[Element data from apps and pages]
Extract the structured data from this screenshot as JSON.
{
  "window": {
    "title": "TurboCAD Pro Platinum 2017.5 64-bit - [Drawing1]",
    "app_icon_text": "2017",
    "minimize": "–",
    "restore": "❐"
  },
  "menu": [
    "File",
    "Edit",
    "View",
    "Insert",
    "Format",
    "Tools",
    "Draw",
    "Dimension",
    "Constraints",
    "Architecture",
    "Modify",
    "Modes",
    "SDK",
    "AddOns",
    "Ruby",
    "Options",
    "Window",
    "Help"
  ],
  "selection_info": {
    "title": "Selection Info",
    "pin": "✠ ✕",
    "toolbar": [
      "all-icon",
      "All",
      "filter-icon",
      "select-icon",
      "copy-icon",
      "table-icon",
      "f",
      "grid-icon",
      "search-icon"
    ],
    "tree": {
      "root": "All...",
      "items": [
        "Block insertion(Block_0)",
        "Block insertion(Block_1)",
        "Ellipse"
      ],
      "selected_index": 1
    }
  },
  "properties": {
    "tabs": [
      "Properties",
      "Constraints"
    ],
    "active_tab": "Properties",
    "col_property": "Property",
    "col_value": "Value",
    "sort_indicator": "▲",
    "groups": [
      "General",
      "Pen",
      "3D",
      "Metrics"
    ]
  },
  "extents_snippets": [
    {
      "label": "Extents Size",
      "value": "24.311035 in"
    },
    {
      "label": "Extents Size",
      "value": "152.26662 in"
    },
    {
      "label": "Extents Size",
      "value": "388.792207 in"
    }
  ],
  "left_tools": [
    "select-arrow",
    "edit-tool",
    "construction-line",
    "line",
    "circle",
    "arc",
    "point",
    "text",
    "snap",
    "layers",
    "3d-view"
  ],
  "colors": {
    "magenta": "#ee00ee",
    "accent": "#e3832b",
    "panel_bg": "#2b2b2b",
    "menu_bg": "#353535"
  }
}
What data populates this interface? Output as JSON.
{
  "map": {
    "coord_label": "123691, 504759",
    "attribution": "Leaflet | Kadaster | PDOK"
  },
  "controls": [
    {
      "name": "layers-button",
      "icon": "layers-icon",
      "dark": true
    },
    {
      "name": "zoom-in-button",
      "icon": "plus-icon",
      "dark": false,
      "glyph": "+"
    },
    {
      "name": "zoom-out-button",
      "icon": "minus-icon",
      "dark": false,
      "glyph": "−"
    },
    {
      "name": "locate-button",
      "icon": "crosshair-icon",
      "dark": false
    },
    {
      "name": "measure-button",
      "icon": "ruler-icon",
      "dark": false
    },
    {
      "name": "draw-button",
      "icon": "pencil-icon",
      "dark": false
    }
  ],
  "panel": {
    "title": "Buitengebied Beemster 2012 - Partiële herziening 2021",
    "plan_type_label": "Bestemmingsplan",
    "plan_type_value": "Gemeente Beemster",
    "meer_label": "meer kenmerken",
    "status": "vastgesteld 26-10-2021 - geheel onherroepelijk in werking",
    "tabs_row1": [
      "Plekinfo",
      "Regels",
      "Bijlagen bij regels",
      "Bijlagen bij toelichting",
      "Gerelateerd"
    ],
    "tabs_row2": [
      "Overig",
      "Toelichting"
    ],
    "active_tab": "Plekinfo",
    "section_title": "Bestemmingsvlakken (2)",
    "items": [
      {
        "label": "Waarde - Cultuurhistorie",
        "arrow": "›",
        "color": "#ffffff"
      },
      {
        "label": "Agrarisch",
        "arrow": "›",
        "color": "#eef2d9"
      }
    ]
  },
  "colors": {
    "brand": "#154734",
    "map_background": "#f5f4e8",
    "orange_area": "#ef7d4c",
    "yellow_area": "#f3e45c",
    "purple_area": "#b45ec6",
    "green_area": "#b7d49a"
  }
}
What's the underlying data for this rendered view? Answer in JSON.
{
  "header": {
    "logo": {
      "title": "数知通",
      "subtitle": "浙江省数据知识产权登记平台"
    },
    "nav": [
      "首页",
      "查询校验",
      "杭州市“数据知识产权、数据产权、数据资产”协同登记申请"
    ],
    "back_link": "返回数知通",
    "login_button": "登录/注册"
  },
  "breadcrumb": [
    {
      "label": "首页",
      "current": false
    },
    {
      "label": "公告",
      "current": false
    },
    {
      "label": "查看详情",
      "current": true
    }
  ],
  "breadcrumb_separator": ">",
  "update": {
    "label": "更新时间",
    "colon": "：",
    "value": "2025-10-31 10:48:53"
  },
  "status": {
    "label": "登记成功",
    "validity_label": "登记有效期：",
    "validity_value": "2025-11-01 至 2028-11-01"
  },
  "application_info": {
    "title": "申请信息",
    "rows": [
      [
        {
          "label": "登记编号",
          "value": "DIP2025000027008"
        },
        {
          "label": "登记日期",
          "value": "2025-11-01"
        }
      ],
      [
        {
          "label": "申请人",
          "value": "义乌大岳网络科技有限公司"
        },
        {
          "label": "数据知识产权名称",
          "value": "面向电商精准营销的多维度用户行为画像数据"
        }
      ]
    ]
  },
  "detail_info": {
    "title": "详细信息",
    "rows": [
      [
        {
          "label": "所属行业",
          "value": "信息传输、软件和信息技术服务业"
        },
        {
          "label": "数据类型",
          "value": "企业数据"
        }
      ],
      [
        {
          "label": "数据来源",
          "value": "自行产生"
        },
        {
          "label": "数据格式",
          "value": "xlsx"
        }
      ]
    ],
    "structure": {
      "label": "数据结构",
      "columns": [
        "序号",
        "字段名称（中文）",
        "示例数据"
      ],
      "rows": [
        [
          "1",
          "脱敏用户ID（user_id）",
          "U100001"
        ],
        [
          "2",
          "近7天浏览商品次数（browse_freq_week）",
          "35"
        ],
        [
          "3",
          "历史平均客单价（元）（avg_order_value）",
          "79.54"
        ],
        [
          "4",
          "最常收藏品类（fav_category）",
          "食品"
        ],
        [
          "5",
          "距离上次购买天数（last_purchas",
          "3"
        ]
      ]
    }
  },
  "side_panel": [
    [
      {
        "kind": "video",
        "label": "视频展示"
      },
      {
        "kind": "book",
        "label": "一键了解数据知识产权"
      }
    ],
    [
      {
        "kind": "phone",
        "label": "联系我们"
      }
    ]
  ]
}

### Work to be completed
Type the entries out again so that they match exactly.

### Your response
Extract the structured data from this screenshot as JSON.
{
  "window": {
    "title": "TurboCAD Pro Platinum 2017.5 64-bit - [Drawing1]",
    "app_icon_text": "2017",
    "minimize": "–",
    "restore": "❐"
  },
  "menu": [
    "File",
    "Edit",
    "View",
    "Insert",
    "Format",
    "Tools",
    "Draw",
    "Dimension",
    "Constraints",
    "Architecture",
    "Modify",
    "Modes",
    "SDK",
    "AddOns",
    "Ruby",
    "Options",
    "Window",
    "Help"
  ],
  "selection_info": {
    "title": "Selection Info",
    "pin": "✠ ✕",
    "toolbar": [
      "all-icon",
      "All",
      "filter-icon",
      "select-icon",
      "copy-icon",
      "table-icon",
      "f",
      "grid-icon",
      "search-icon"
    ],
    "tree": {
      "root": "All...",
      "items": [
        "Block insertion(Block_0)",
        "Block insertion(Block_1)",
        "Ellipse"
      ],
      "selected_index": 1
    }
  },
  "properties": {
    "tabs": [
      "Properties",
      "Constraints"
    ],
    "active_tab": "Properties",
    "col_property": "Property",
    "col_value": "Value",
    "sort_indicator": "▲",
    "groups": [
      "General",
      "Pen",
      "3D",
      "Metrics"
    ]
  },
  "extents_snippets": [
    {
      "label": "Extents Size",
      "value": "24.311035 in"
    },
    {
      "label": "Extents Size",
      "value": "152.26662 in"
    },
    {
      "label": "Extents Size",
      "value": "388.792207 in"
    }
  ],
  "left_tools": [
    "select-arrow",
    "edit-tool",
    "construction-line",
    "line",
    "circle",
    "arc",
    "point",
    "text",
    "snap",
    "layers",
    "3d-view"
  ],
  "colors": {
    "magenta": "#ee00ee",
    "accent": "#e3832b",
    "panel_bg": "#2b2b2b",
    "menu_bg": "#353535"
  }
}
What data populates this interface? Output as JSON.
{
  "map": {
    "coord_label": "123691, 504759",
    "attribution": "Leaflet | Kadaster | PDOK"
  },
  "controls": [
    {
      "name": "layers-button",
      "icon": "layers-icon",
      "dark": true
    },
    {
      "name": "zoom-in-button",
      "icon": "plus-icon",
      "dark": false,
      "glyph": "+"
    },
    {
      "name": "zoom-out-button",
      "icon": "minus-icon",
      "dark": false,
      "glyph": "−"
    },
    {
      "name": "locate-button",
      "icon": "crosshair-icon",
      "dark": false
    },
    {
      "name": "measure-button",
      "icon": "ruler-icon",
      "dark": false
    },
    {
      "name": "draw-button",
      "icon": "pencil-icon",
      "dark": false
    }
  ],
  "panel": {
    "title": "Buitengebied Beemster 2012 - Partiële herziening 2021",
    "plan_type_label": "Bestemmingsplan",
    "plan_type_value": "Gemeente Beemster",
    "meer_label": "meer kenmerken",
    "status": "vastgesteld 26-10-2021 - geheel onherroepelijk in werking",
    "tabs_row1": [
      "Plekinfo",
      "Regels",
      "Bijlagen bij regels",
      "Bijlagen bij toelichting",
      "Gerelateerd"
    ],
    "tabs_row2": [
      "Overig",
      "Toelichting"
    ],
    "active_tab": "Plekinfo",
    "section_title": "Bestemmingsvlakken (2)",
    "items": [
      {
        "label": "Waarde - Cultuurhistorie",
        "arrow": "›",
        "color": "#ffffff"
      },
      {
        "label": "Agrarisch",
        "arrow": "›",
        "color": "#eef2d9"
      }
    ]
  },
  "colors": {
    "brand": "#154734",
    "map_background": "#f5f4e8",
    "orange_area": "#ef7d4c",
    "yellow_area": "#f3e45c",
    "purple_area": "#b45ec6",
    "green_area": "#b7d49a"
  }
}
What's the underlying data for this rendered view? Answer in JSON.
{
  "header": {
    "logo": {
      "title": "数知通",
      "subtitle": "浙江省数据知识产权登记平台"
    },
    "nav": [
      "首页",
      "查询校验",
      "杭州市“数据知识产权、数据产权、数据资产”协同登记申请"
    ],
    "back_link": "返回数知通",
    "login_button": "登录/注册"
  },
  "breadcrumb": [
    {
      "label": "首页",
      "current": false
    },
    {
      "label": "公告",
      "current": false
    },
    {
      "label": "查看详情",
      "current": true
    }
  ],
  "breadcrumb_separator": ">",
  "update": {
    "label": "更新时间",
    "colon": "：",
    "value": "2025-10-31 10:48:53"
  },
  "status": {
    "label": "登记成功",
    "validity_label": "登记有效期：",
    "validity_value": "2025-11-01 至 2028-11-01"
  },
  "application_info": {
    "title": "申请信息",
    "rows": [
      [
        {
          "label": "登记编号",
          "value": "DIP2025000027008"
        },
        {
          "label": "登记日期",
          "value": "2025-11-01"
        }
      ],
      [
        {
          "label": "申请人",
          "value": "义乌大岳网络科技有限公司"
        },
        {
          "label": "数据知识产权名称",
          "value": "面向电商精准营销的多维度用户行为画像数据"
        }
      ]
    ]
  },
  "detail_info": {
    "title": "详细信息",
    "rows": [
      [
        {
          "label": "所属行业",
          "value": "信息传输、软件和信息技术服务业"
        },
        {
          "label": "数据类型",
          "value": "企业数据"
        }
      ],
      [
        {
          "label": "数据来源",
          "value": "自行产生"
        },
        {
          "label": "数据格式",
          "value": "xlsx"
        }
      ]
    ],
    "structure": {
      "label": "数据结构",
      "columns": [
        "序号",
        "字段名称（中文）",
        "示例数据"
      ],
      "rows": [
        [
          "1",
          "脱敏用户ID（user_id）",
          "U100001"
        ],
        [
          "2",
          "近7天浏览商品次数（browse_freq_week）",
          "35"
        ],
        [
          "3",
          "历史平均客单价（元）（avg_order_value）",
          "79.54"
        ],
        [
          "4",
          "最常收藏品类（fav_category）",
          "食品"
        ],
        [
          "5",
          "距离上次购买天数（last_purchas",
          "3"
        ]
      ]
    }
  },
  "side_panel": [
    [
      {
        "kind": "video",
        "label": "视频展示"
      },
      {
        "kind": "book",
        "label": "一键了解数据知识产权"
      }
    ],
    [
      {
        "kind": "phone",
        "label": "联系我们"
      }
    ]
  ]
}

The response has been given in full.